  3. Thank you Simon.

    I would just add three things from your comments - and here I acknowledge that where you start the story matters.

    1) I think it can be a little dangerous to use the anti-Semitic card. I agree that we should repent of this when we see it in our nations. Here however the Israelis are committing war crimes (see. Christian Aid and others).

    2) Israel is the 4th largest military power in the world. In my opinion that gives the a greater responsibility.

    3) Christians must speak for peace - that includes criticism of both sides. But as I have indicated above the criticism needs to be in proportion to the power base of each group.

    It is indeed a complicated situation but that doesn't mean a simple and continued call for peace should not continue.

  4. Thank you again, Alan, In response I would also wish to add:

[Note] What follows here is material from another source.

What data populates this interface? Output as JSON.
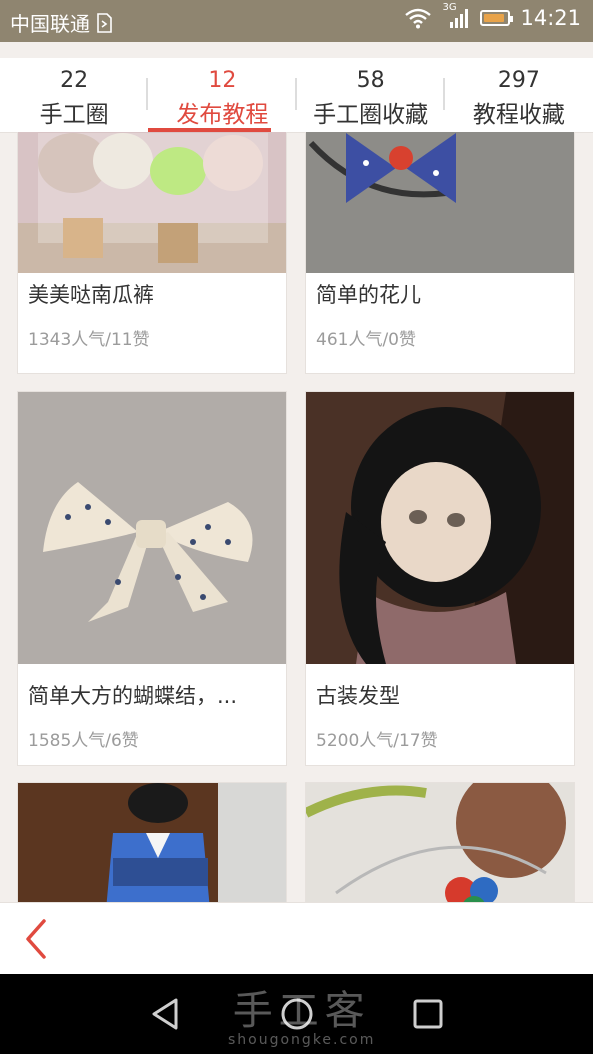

    1) While I agree that it can be dangerous to "use the anti-Semitic card", I believe it is equally if not more dangerous not to acknowledge it as a historical reality which has a continuing significance and influence today. I get as concerned when Israel seems to become demonised as I do when some sections of the church give Israel unconditional support even in the face of apparent war crimes.
    2) How is this status as "4th largest military power in the world" calculated? By numbers in uniform? By military spending? By "quality" of equipment? And is this in absolute or per capita terms? I see this claim being made in various places, but not the evidence to support it.
    3) Yes. We agree Christians must speak and work for peace. But we don't come at this from the position of disinterested outsiders. Historically we have been part of the process that has led up to all this. This doesn't mean we allow our past mistakes to paralyse us, but it does mean we should reflect carefully in our speaking and acting so that we can contribute towards genuine reconciliation.